§ **Exercise goal**
Across the records that follow, count each line holding "this", and write only the total.

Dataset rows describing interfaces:

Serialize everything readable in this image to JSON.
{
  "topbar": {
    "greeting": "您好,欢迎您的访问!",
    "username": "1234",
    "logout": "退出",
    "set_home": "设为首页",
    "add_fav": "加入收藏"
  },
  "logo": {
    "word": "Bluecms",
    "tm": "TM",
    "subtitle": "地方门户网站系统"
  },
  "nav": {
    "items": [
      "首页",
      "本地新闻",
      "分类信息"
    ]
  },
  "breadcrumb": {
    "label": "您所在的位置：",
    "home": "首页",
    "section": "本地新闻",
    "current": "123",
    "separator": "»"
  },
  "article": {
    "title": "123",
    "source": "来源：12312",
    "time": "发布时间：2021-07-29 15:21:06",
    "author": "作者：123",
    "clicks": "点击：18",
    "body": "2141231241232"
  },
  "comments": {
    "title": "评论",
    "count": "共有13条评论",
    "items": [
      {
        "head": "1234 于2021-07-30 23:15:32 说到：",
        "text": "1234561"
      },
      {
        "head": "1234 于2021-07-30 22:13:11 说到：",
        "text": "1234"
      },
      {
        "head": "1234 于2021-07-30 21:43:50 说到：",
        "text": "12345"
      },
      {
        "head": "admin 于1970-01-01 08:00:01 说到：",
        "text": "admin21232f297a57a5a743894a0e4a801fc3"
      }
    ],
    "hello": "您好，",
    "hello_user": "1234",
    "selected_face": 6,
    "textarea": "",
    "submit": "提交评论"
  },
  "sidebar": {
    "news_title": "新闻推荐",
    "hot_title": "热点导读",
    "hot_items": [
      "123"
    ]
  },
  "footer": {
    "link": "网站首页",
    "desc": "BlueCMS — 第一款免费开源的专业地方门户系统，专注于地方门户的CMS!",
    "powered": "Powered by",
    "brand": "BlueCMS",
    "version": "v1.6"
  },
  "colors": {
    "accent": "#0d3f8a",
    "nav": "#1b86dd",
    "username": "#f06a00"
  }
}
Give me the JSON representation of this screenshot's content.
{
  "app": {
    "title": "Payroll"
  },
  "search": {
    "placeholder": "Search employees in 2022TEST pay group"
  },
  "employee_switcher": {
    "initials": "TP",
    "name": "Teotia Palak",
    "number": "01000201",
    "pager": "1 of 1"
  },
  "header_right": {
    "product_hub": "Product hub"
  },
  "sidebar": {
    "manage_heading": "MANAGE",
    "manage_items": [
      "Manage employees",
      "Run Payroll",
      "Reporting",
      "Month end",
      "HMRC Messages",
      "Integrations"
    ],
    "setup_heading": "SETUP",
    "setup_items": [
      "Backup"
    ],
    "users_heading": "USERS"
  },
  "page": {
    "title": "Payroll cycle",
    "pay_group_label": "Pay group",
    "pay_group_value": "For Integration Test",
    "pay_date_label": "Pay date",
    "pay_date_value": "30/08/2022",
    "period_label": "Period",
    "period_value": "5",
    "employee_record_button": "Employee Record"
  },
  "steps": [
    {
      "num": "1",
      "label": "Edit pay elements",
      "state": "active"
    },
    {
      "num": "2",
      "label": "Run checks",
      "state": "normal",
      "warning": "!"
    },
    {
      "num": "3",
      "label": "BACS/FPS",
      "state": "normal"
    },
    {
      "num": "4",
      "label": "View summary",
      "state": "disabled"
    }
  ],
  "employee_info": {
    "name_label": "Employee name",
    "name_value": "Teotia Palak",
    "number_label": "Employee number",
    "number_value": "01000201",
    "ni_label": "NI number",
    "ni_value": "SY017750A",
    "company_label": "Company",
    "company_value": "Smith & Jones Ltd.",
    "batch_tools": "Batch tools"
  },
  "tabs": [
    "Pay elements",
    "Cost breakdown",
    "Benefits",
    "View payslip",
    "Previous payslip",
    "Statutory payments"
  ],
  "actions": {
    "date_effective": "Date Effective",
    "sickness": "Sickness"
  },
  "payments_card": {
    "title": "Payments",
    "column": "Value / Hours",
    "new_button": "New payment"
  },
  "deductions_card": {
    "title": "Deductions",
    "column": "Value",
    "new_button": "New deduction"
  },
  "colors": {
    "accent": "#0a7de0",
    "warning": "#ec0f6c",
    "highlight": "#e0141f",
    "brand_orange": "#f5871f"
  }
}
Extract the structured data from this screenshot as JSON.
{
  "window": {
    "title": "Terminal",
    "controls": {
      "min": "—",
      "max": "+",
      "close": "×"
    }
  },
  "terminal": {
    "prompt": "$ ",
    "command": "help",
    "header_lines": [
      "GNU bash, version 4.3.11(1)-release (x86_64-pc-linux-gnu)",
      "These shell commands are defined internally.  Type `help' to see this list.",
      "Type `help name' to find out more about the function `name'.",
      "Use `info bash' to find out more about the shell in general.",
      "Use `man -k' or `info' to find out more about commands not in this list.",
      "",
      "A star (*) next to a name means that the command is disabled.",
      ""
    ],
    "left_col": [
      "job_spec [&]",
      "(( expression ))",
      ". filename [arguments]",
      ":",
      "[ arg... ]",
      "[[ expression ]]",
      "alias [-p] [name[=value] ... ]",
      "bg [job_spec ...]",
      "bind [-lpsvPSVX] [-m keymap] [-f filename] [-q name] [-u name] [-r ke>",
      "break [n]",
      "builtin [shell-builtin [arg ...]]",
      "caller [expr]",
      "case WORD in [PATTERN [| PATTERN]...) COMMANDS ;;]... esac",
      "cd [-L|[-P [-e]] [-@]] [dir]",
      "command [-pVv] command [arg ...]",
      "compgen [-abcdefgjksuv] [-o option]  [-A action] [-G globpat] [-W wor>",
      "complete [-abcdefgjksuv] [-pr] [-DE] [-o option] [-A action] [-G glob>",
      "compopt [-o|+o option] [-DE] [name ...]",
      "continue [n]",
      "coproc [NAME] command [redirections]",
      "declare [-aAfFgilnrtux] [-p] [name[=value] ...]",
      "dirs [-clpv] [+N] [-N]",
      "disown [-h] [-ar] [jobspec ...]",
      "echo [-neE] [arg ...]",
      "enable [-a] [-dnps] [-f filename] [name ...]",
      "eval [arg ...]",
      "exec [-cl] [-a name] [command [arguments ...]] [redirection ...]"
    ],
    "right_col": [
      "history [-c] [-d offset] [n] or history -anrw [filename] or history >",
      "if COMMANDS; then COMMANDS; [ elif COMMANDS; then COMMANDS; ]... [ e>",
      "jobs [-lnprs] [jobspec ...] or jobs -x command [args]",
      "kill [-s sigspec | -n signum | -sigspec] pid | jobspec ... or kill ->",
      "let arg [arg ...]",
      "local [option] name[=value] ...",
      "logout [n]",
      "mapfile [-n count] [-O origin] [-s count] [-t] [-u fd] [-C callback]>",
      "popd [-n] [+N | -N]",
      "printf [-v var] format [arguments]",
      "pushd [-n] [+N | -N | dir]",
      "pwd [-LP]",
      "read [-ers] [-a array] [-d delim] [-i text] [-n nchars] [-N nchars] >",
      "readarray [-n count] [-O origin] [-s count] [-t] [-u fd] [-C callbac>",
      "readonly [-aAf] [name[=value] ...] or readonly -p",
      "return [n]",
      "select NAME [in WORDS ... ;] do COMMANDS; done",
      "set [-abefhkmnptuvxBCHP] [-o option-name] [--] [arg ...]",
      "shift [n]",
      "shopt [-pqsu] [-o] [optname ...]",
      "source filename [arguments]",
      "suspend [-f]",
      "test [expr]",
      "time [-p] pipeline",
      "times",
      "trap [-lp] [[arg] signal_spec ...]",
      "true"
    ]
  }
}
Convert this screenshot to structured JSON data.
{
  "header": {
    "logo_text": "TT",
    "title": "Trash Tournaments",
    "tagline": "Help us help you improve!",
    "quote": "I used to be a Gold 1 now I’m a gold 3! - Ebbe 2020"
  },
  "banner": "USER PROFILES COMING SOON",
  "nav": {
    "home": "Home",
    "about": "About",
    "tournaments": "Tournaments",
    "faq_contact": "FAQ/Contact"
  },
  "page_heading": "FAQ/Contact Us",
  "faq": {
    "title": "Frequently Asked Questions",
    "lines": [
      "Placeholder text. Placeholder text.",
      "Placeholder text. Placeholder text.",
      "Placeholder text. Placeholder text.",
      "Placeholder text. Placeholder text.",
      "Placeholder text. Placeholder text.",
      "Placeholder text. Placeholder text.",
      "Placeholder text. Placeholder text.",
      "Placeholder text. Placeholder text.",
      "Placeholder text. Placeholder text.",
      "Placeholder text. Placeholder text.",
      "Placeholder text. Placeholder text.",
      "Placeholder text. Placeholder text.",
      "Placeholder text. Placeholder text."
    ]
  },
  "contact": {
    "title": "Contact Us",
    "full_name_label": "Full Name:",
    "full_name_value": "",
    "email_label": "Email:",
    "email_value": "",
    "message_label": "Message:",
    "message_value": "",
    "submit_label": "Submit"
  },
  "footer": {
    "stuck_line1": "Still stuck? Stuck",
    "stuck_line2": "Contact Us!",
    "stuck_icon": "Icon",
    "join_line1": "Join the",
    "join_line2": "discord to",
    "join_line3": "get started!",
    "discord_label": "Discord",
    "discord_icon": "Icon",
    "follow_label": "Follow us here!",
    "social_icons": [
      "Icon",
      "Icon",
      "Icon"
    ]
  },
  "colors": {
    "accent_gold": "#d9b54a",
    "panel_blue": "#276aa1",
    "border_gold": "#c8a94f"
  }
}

§ **Result below**
6